Coalition working to make local highways safer

Debbie Hammond, executive director of the Coalition for Safer Alberta Road, tests her driving skills inside an AMA driving simulator called the “Roadbot” during the “So, You Think You Can Drive?” challenge event in the Centre 2000 parking lot on Tuesday afternoon. Peter Shokeir / Daily Herald-Tribune

Share Adjust Comment Print

The Coalition for Safer Alberta Road brought awareness to its cause by inviting local elected officials, the RCMP and industry partners to put their driving skills to the test.

The “So, You Think You Can Drive?” challenge event featured an AMA driving simulator called the “RoadBot” at the Centre 2000 parking lot on Tuesday afternoon. The simulator tests a driver’s ability to manage road safety issues, such as a tire blow-out or wildlife encounter. Guests could also try on drunk googles.

Simon Paradis with Shell Canada serves as board chair for the coalition.

“Today is our first official launch in Grande Prairie,” Paradis said. “The coalition is a non-for-profit, community-based organization. It brings industry, government and community partners together in an effort to prevent highway fatalities through education and advocacy.”

The coalition works to achieve its mandate through driver education and advocacy in addition to advocating and collaborating with government for highway improvements.

“When we started digging into the statistics of Highway 40, it was clearly amongst the worst highways in the province from a collision (and) from a fatalities perspective, especially in the winter,” Paradis said. “We decided as a coalition that through advocacy and through date-driven exercises that we should actually concentrate efforts on Highway 40 first and then migrating towards Highway 43 subsequently.”

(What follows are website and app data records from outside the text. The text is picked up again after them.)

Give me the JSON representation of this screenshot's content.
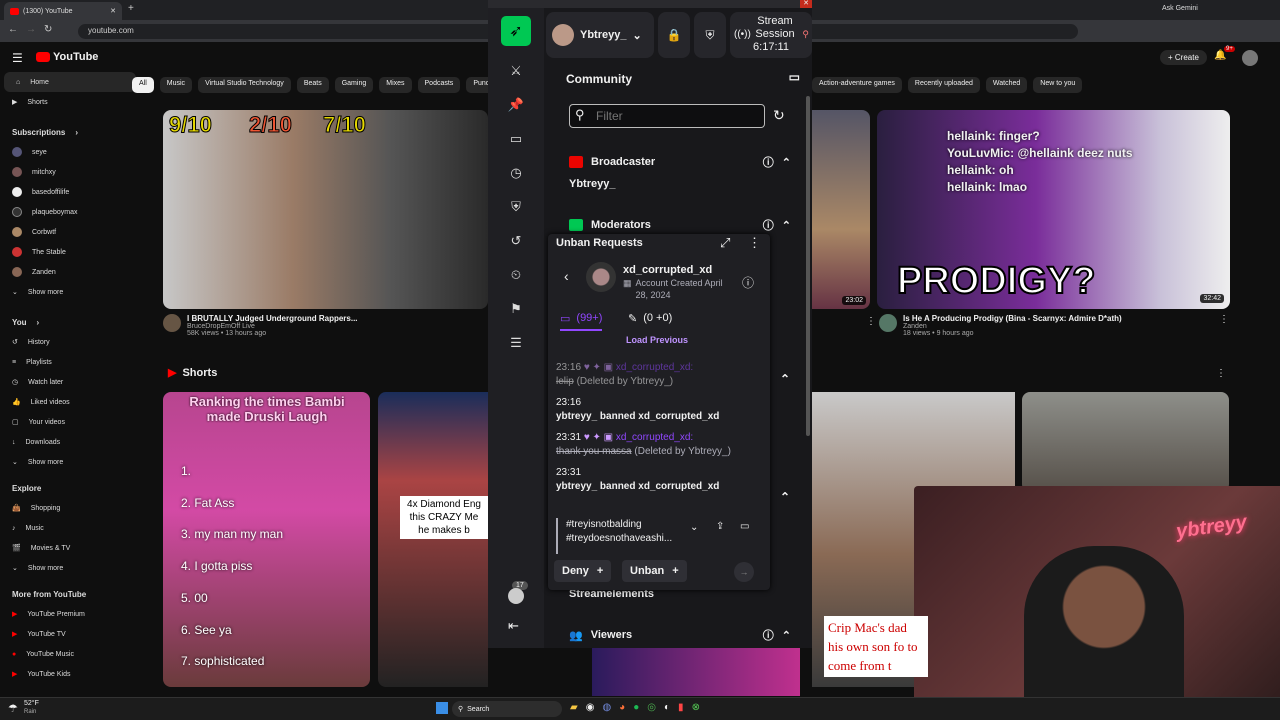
{
  "browser": {
    "tab_title": "(1300) YouTube",
    "url": "youtube.com",
    "ask_gemini": "Ask Gemini"
  },
  "youtube": {
    "logo": "YouTube",
    "create_label": "Create",
    "notif_count": "9+",
    "chips": [
      "All",
      "Music",
      "Virtual Studio Technology",
      "Beats",
      "Gaming",
      "Mixes",
      "Podcasts",
      "Punch"
    ],
    "chips_right": [
      "Action-adventure games",
      "Recently uploaded",
      "Watched",
      "New to you"
    ],
    "sidebar": {
      "top": [
        "Home",
        "Shorts"
      ],
      "subs_title": "Subscriptions",
      "subs": [
        "seye",
        "mitchxy",
        "basedoffilife",
        "plaqueboymax",
        "Corbwtf",
        "The Stable",
        "Zanden",
        "Show more"
      ],
      "you_title": "You",
      "you": [
        "History",
        "Playlists",
        "Watch later",
        "Liked videos",
        "Your videos",
        "Downloads",
        "Show more"
      ],
      "explore_title": "Explore",
      "explore": [
        "Shopping",
        "Music",
        "Movies & TV",
        "Show more"
      ],
      "more_title": "More from YouTube",
      "more": [
        "YouTube Premium",
        "YouTube TV",
        "YouTube Music",
        "YouTube Kids"
      ]
    },
    "video1": {
      "title": "I BRUTALLY Judged Underground Rappers...",
      "channel": "BruceDropEmOff Live",
      "stats": "58K views • 13 hours ago",
      "ratings": [
        "9/10",
        "2/10",
        "7/10"
      ]
    },
    "video2": {
      "title": "Is He A Producing Prodigy (Bina - Scarnyx: Admire D*ath)",
      "channel": "Zanden",
      "stats": "18 views • 9 hours ago",
      "duration": "32:42",
      "overlay": "PRODIGY?",
      "chat_lines": [
        "hellaink: finger?",
        "YouLuvMic: @hellaink deez nuts",
        "hellaink: oh",
        "hellaink: lmao"
      ]
    },
    "duration_mid": "23:02",
    "shorts_title": "Shorts",
    "short1": {
      "caption": "Ranking the times Bambi made Druski Laugh",
      "items": [
        "1.",
        "2. Fat Ass",
        "3. my man my man",
        "4. I gotta piss",
        "5. 00",
        "6. See ya",
        "7. sophisticated"
      ]
    },
    "short2_caption": "4x Diamond Eng this CRAZY Me he makes b",
    "short_right_caption": "Crip Mac's dad his own son fo to come from t"
  },
  "taskbar": {
    "weather_temp": "52°F",
    "weather_desc": "Rain",
    "search": "Search"
  },
  "panel": {
    "username": "Ybtreyy_",
    "stream_session_label": "Stream Session",
    "stream_time": "6:17:11",
    "community_title": "Community",
    "filter_placeholder": "Filter",
    "broadcaster_label": "Broadcaster",
    "broadcaster_name": "Ybtreyy_",
    "moderators_label": "Moderators",
    "streamelements_label": "Streamelements",
    "viewers_label": "Viewers",
    "rail_badge": "17"
  },
  "unban": {
    "title": "Unban Requests",
    "user": "xd_corrupted_xd",
    "account_created": "Account Created April 28, 2024",
    "messages_count": "(99+)",
    "mod_actions": "(0 +0)",
    "load_previous": "Load Previous",
    "log": [
      {
        "time": "23:16",
        "user": "xd_corrupted_xd:",
        "text": "lelip",
        "note": "(Deleted by Ybtreyy_)"
      },
      {
        "time": "23:16",
        "text": "ybtreyy_ banned xd_corrupted_xd"
      },
      {
        "time": "23:31",
        "user": "xd_corrupted_xd:",
        "text": "thank you massa",
        "note": "(Deleted by Ybtreyy_)"
      },
      {
        "time": "23:31",
        "text": "ybtreyy_ banned xd_corrupted_xd"
      }
    ],
    "request_text_1": "#treyisnotbalding",
    "request_text_2": "#treydoesnothaveashi...",
    "deny_label": "Deny",
    "unban_label": "Unban"
  },
  "webcam_sign": "ybtreyy",
  "colors": {
    "accent": "#9147ff",
    "panel_green": "#00c853",
    "broadcaster_red": "#eb0400",
    "yt_red": "#ff0000"
  }
}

Initially known as the Coalition for a Safer 63 and 881 in 2010, the coalition later collaborated with the newly formed in the Grande Prairie region, Safer 40 and 43, to create Coalition for Safer Alberta Roads in 2018.

File: Motorists drive past a Highway 40 sign south of Grande Prairie, Alta. Aaron Hinks / SunMedia

According to the coalition, the 190-kilometre stretch between Grande Cache and Grande Prairie saw 12 fatal collisions and 149 serious collisions between 2012 and 2016.

Coalition vice-chair Ryan Paulgaard, who is also with NuVista Energy, emphasized the important of this coalition for industry.

“We have a number of individuals who travel these roads on a daily basis and their biggest concern is getting to and from work on a daily basis,” Paulgaard said. “Participating in coalitions like this, it allows us to get the word out—education, advocacy, working with government agencies to try to improve these highways as well. It’s good learnings for industry too because we contribute to a lot of the traffic on these roads.”

Paradis noted that Alberta Transportation serves in an advisory function for the coalition. He added that the two entities and other partners would work together to determine which potential highway improvement had the highest priority.

Alberta Transportation recently published a two-year program for Highway 40 improvements, such as rumble strips, lighting and widening of the road.

“That’s the next best thing next to a full twinning of a highway, of course, which is what everyone would hope for,” Paradis said. “But this is a very tangible step towards improving the safety of the infrastructure.”

More information is available at saferalbertaroads.ca.

Comments